*THE PROBLEM:* Go over the entries and report the lines where the word "JSON" occurs.

*INPUT:*
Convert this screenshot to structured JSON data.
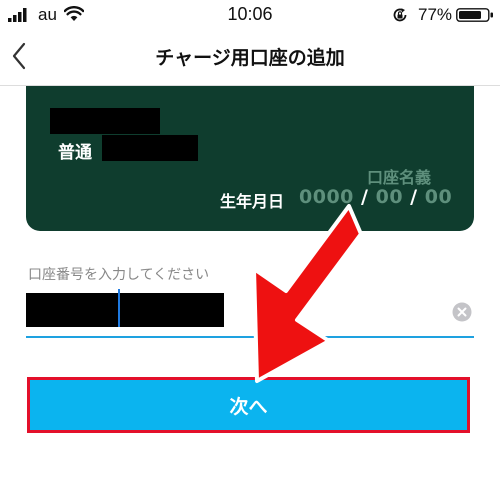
{
  "status_bar": {
    "carrier": "au",
    "time": "10:06",
    "battery_percent": "77%",
    "icons": [
      "signal-bars-icon",
      "wifi-icon",
      "rotation-lock-icon",
      "battery-icon"
    ]
  },
  "nav": {
    "title": "チャージ用口座の追加",
    "back_icon": "chevron-left-icon"
  },
  "card": {
    "account_type": "普通",
    "holder_label": "口座名義",
    "birth_label": "生年月日",
    "birth_year": "0000",
    "birth_month": "00",
    "birth_day": "00",
    "date_separator": "/"
  },
  "form": {
    "account_number_label": "口座番号を入力してください",
    "clear_icon": "clear-x-icon"
  },
  "actions": {
    "next_label": "次へ"
  },
  "colors": {
    "card_background": "#0f3d2e",
    "primary_button": "#0bb4ef",
    "highlight_border": "#e3102a",
    "annotation_arrow": "#ee1111",
    "input_underline": "#1ea1e0"
  }
}
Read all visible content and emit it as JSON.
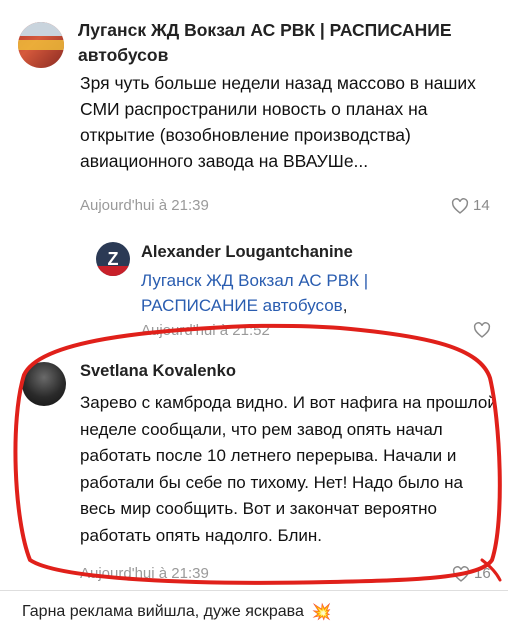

*COMPLETED TASK:*
Convert this screenshot to structured JSON data.
Read all visible content and emit it as JSON.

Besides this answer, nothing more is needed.